What the exercise asks >>
All entries must be repeated exactly. No picture should appear in the result.

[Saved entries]
■ ■ ■ ■ ■

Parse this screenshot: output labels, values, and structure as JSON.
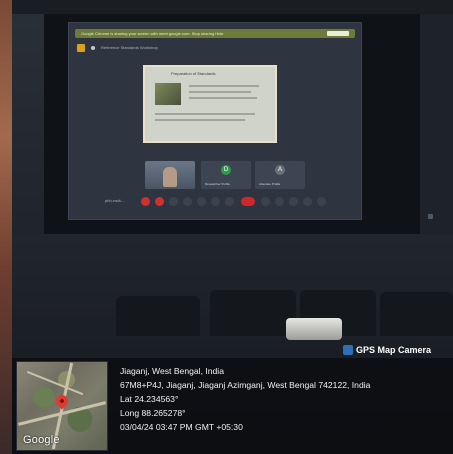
{
  "meeting": {
    "browser_notice": "Google Chrome is sharing your screen with meet.google.com. Stop sharing Hide",
    "meeting_title": "Reference Standards Workshop",
    "slide_title": "Preparation of Standards",
    "tiles": [
      {
        "type": "video",
        "name": ""
      },
      {
        "type": "avatar",
        "initial": "D",
        "name": "Researcher Profile"
      },
      {
        "type": "avatar",
        "initial": "A",
        "name": "Attendee Profile"
      }
    ],
    "controls_label": "pbh-rwdt-..."
  },
  "watermark": {
    "label": "GPS Map Camera",
    "icon": "map-camera-icon",
    "icon_color": "#2f6fb8"
  },
  "geotag": {
    "map_label": "Google",
    "place": "Jiaganj, West Bengal, India",
    "address": "67M8+P4J, Jiaganj, Jiaganj Azimganj, West Bengal 742122, India",
    "lat": "Lat 24.234563°",
    "long": "Long 88.265278°",
    "datetime": "03/04/24 03:47 PM GMT +05:30",
    "pin_color": "#e03a2f"
  }
}
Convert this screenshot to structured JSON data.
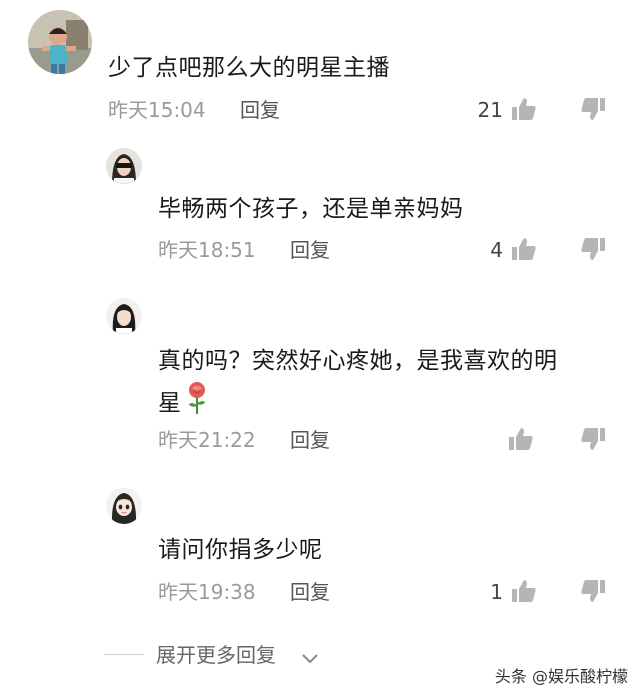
{
  "comments": [
    {
      "text": "少了点吧那么大的明星主播",
      "time": "昨天15:04",
      "reply": "回复",
      "likes": "21",
      "avatar": "child-photo-avatar"
    },
    {
      "text": "毕畅两个孩子，还是单亲妈妈",
      "time": "昨天18:51",
      "reply": "回复",
      "likes": "4",
      "avatar": "woman-sunglasses-avatar"
    },
    {
      "text_line1": "真的吗？突然好心疼她，是我喜欢的明",
      "text_line2": "星",
      "emoji": "rose-emoji",
      "time": "昨天21:22",
      "reply": "回复",
      "likes": "",
      "avatar": "girl-portrait-avatar"
    },
    {
      "text": "请问你捐多少呢",
      "time": "昨天19:38",
      "reply": "回复",
      "likes": "1",
      "avatar": "cartoon-girl-avatar"
    }
  ],
  "expand_label": "展开更多回复",
  "watermark": "头条 @娱乐酸柠檬",
  "icons": {
    "like": "thumbs-up-icon",
    "dislike": "thumbs-down-icon",
    "expand": "chevron-down-icon"
  },
  "colors": {
    "text": "#1a1a1a",
    "meta": "#9a9a9a",
    "icon": "#b5b5b5"
  }
}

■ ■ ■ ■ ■

Exercise result >>
Parse this screenshot: output labels, values, and structure as JSON.
{
  "meeting": {
    "browser_notice": "Google Chrome is sharing your screen with meet.google.com. Stop sharing Hide",
    "meeting_title": "Reference Standards Workshop",
    "slide_title": "Preparation of Standards",
    "tiles": [
      {
        "type": "video",
        "name": ""
      },
      {
        "type": "avatar",
        "initial": "D",
        "name": "Researcher Profile"
      },
      {
        "type": "avatar",
        "initial": "A",
        "name": "Attendee Profile"
      }
    ],
    "controls_label": "pbh-rwdt-..."
  },
  "watermark": {
    "label": "GPS Map Camera",
    "icon": "map-camera-icon",
    "icon_color": "#2f6fb8"
  },
  "geotag": {
    "map_label": "Google",
    "place": "Jiaganj, West Bengal, India",
    "address": "67M8+P4J, Jiaganj, Jiaganj Azimganj, West Bengal 742122, India",
    "lat": "Lat 24.234563°",
    "long": "Long 88.265278°",
    "datetime": "03/04/24 03:47 PM GMT +05:30",
    "pin_color": "#e03a2f"
  }
}
Convert this screenshot to structured JSON data.
{
  "comments": [
    {
      "text": "少了点吧那么大的明星主播",
      "time": "昨天15:04",
      "reply": "回复",
      "likes": "21",
      "avatar": "child-photo-avatar"
    },
    {
      "text": "毕畅两个孩子，还是单亲妈妈",
      "time": "昨天18:51",
      "reply": "回复",
      "likes": "4",
      "avatar": "woman-sunglasses-avatar"
    },
    {
      "text_line1": "真的吗？突然好心疼她，是我喜欢的明",
      "text_line2": "星",
      "emoji": "rose-emoji",
      "time": "昨天21:22",
      "reply": "回复",
      "likes": "",
      "avatar": "girl-portrait-avatar"
    },
    {
      "text": "请问你捐多少呢",
      "time": "昨天19:38",
      "reply": "回复",
      "likes": "1",
      "avatar": "cartoon-girl-avatar"
    }
  ],
  "expand_label": "展开更多回复",
  "watermark": "头条 @娱乐酸柠檬",
  "icons": {
    "like": "thumbs-up-icon",
    "dislike": "thumbs-down-icon",
    "expand": "chevron-down-icon"
  },
  "colors": {
    "text": "#1a1a1a",
    "meta": "#9a9a9a",
    "icon": "#b5b5b5"
  }
}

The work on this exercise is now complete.